The chain, which employs more than 350 people across 30 stores in Ireland and Northern Ireland, blames its current difficulties on high rents and increased competition.
The company hopes that the vast majority of those jobs can be saved.
Mr Justice Peter Charleton appointed insolvency practitioner Mr Ken Fennell as interim examiner to Latzur Ltd, trading as A-Wear, after an independent accountant’s report said the company had a reasonable prospect of survival if certain steps were taken.
These steps include the examiner putting together a scheme of arrangement with the firm's creditors, which if approved by the High Court would allow the company to continue to trade as a going concern.
The court heard that obtaining a reduction in the rents the firm pays for its outlets will form an important part in the firm's future.
A-Wear was purchased by its current owners from receivers in 2012. While the current owners had reduced the firm's annual losses from €5 million to €2.5 million per year, they had taken things in certain regards "as far as they can."
High rents were "a significant problem" for the company, counsel said.
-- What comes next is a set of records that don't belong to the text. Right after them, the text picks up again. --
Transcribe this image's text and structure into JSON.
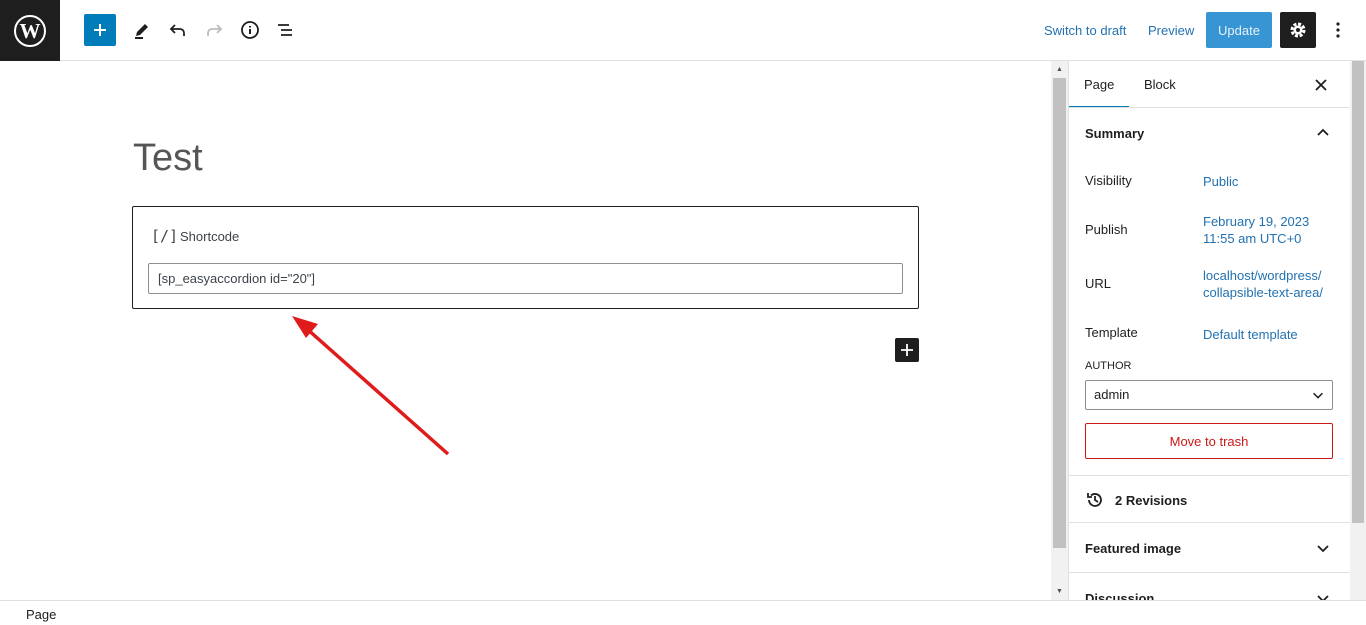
{
  "toolbar": {
    "switch_to_draft": "Switch to draft",
    "preview": "Preview",
    "update": "Update"
  },
  "editor": {
    "title": "Test",
    "block": {
      "icon": "[/]",
      "label": "Shortcode",
      "value": "[sp_easyaccordion id=\"20\"]"
    }
  },
  "sidebar": {
    "tabs": [
      {
        "label": "Page",
        "active": true
      },
      {
        "label": "Block",
        "active": false
      }
    ],
    "summary": {
      "title": "Summary",
      "rows": [
        {
          "label": "Visibility",
          "value": "Public"
        },
        {
          "label": "Publish",
          "value_line1": "February 19, 2023",
          "value_line2": "11:55 am UTC+0"
        },
        {
          "label": "URL",
          "value_line1": "localhost/wordpress/",
          "value_line2": "collapsible-text-area/"
        },
        {
          "label": "Template",
          "value": "Default template"
        }
      ],
      "author_label": "AUTHOR",
      "author_value": "admin",
      "trash": "Move to trash"
    },
    "revisions": "2 Revisions",
    "featured_image": "Featured image",
    "discussion": "Discussion"
  },
  "footer": {
    "breadcrumb": "Page"
  },
  "colors": {
    "accent": "#007cba",
    "link": "#2271b1",
    "danger": "#cc1818",
    "arrow": "#e01b1b"
  }
}
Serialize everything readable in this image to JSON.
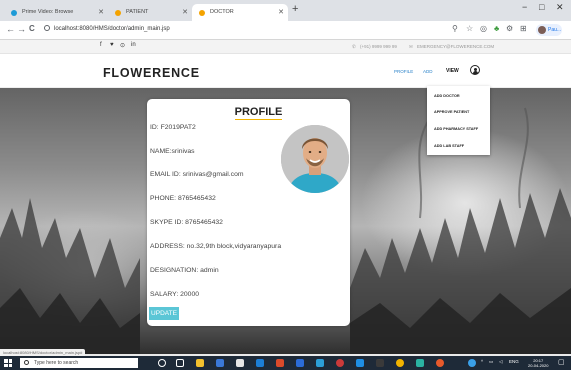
{
  "browser": {
    "tabs": [
      {
        "label": "Prime Video: Browse",
        "active": false
      },
      {
        "label": "PATIENT",
        "active": false
      },
      {
        "label": "DOCTOR",
        "active": true
      }
    ],
    "new_tab": "+",
    "window_controls": {
      "minimize": "−",
      "maximize": "□",
      "close": "✕"
    },
    "nav": {
      "back": "←",
      "forward": "→",
      "reload": "C"
    },
    "url": "localhost:8080/HMS/doctor/admin_main.jsp",
    "profile_label": "Pau..."
  },
  "site": {
    "topbar": {
      "social": [
        "f",
        "♥",
        "⊙",
        "in"
      ],
      "phone": "(+91) 9999 999 99",
      "email": "EMERGENCY@FLOWERENCE.COM"
    },
    "brand": "FLOWERENCE",
    "nav": {
      "profile": "PROFILE",
      "add": "ADD",
      "view": "VIEW"
    },
    "dropdown": [
      "ADD DOCTOR",
      "APPROVE PATIENT",
      "ADD PHARMACY STAFF",
      "ADD LAB STAFF"
    ]
  },
  "profile": {
    "title": "PROFILE",
    "fields": [
      "ID: F2019PAT2",
      "NAME:srinivas",
      "EMAIL ID: srinivas@gmail.com",
      "PHONE: 8765465432",
      "SKYPE ID: 8765465432",
      "ADDRESS: no.32,9th block,vidyaranyapura",
      "DESIGNATION: admin",
      "SALARY: 20000"
    ],
    "update_label": "UPDATE"
  },
  "statusbar": "localhost:8080/HMS/doctor/admin_main.jsp#",
  "taskbar": {
    "search_placeholder": "Type here to search",
    "tray_text": "ENG",
    "time": "20:17",
    "date": "20-04-2020"
  },
  "colors": {
    "accent": "#5bc6d6",
    "title_underline": "#f2b400",
    "link": "#2a82c9",
    "taskbar": "#1e2a38"
  }
}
Rent at its outlet in Dublin’s Grafton St counted for 28% of its revenues, counsel said.
In addition rent accounted for more than 15% of revenues at 17 other stores, which counsel said was "much too high". Counsel said a business plan put together by the company had identified which stores will need to close if agreements cannot be reached in relation to rents.
In addition to the high rents the company had faced increased competition from low cost competitors in the 18-35 years ladies fashion market. Steps have been taken by the company to reposition itself in that key area, counsel said, adding that some progress has already been made.
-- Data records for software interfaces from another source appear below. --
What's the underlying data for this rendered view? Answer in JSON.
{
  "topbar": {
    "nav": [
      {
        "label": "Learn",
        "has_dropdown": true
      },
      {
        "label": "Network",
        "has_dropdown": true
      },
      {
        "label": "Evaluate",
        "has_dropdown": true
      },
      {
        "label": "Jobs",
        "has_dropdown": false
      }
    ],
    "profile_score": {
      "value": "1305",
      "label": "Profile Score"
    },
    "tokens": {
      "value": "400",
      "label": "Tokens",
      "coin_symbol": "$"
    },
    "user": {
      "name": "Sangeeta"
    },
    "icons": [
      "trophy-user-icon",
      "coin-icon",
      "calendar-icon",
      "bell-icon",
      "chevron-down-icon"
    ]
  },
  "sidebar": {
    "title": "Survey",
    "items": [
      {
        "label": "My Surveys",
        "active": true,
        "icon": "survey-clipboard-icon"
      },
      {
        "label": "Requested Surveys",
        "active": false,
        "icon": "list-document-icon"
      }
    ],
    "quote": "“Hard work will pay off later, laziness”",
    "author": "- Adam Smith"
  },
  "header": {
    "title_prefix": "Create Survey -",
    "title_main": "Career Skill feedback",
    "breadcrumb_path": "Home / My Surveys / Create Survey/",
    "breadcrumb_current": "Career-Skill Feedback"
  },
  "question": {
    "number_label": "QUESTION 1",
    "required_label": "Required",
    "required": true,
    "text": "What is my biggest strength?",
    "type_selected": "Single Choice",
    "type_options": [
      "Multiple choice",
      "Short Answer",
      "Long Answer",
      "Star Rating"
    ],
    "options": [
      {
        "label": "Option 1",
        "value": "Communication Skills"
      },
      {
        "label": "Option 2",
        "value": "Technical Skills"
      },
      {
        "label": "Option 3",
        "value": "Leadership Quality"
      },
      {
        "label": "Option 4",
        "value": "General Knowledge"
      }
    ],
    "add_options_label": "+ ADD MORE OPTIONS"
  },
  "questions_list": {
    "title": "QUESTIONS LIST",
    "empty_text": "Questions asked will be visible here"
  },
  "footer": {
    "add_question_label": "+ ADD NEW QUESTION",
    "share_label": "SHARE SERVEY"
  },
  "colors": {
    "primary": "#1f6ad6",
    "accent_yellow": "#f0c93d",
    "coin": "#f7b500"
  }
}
Counsel added the company's wholesale business and internet sales were profitable. It intends to expand this part of its business in conjunction with European partners in the event the examinership proves successful, counsel added.
Counsel said the appointment of an independent person, such as an examiner, would allow negotiations on rent agreements on A-Wear’s with landlords to commence. It would also ensure that vouchers, which make up a significant part of the business, would be honoured.
The examiner would also give confidence to A-Wear's suppliers to continue to provide products to the stores, counsel added.
In appointing Mr Fennell Mr Justice Charleton said there were "strong reasons" why an interim examiner should be appointed.
He agreed an examiner was required to open negotiations with the landlords over rental agreements, and ensure that vouchers are honoured.
The firms suppliers would also need to deal with an examiner during the period of protection, the Judge added.
The matter was adjourned to a date later this month.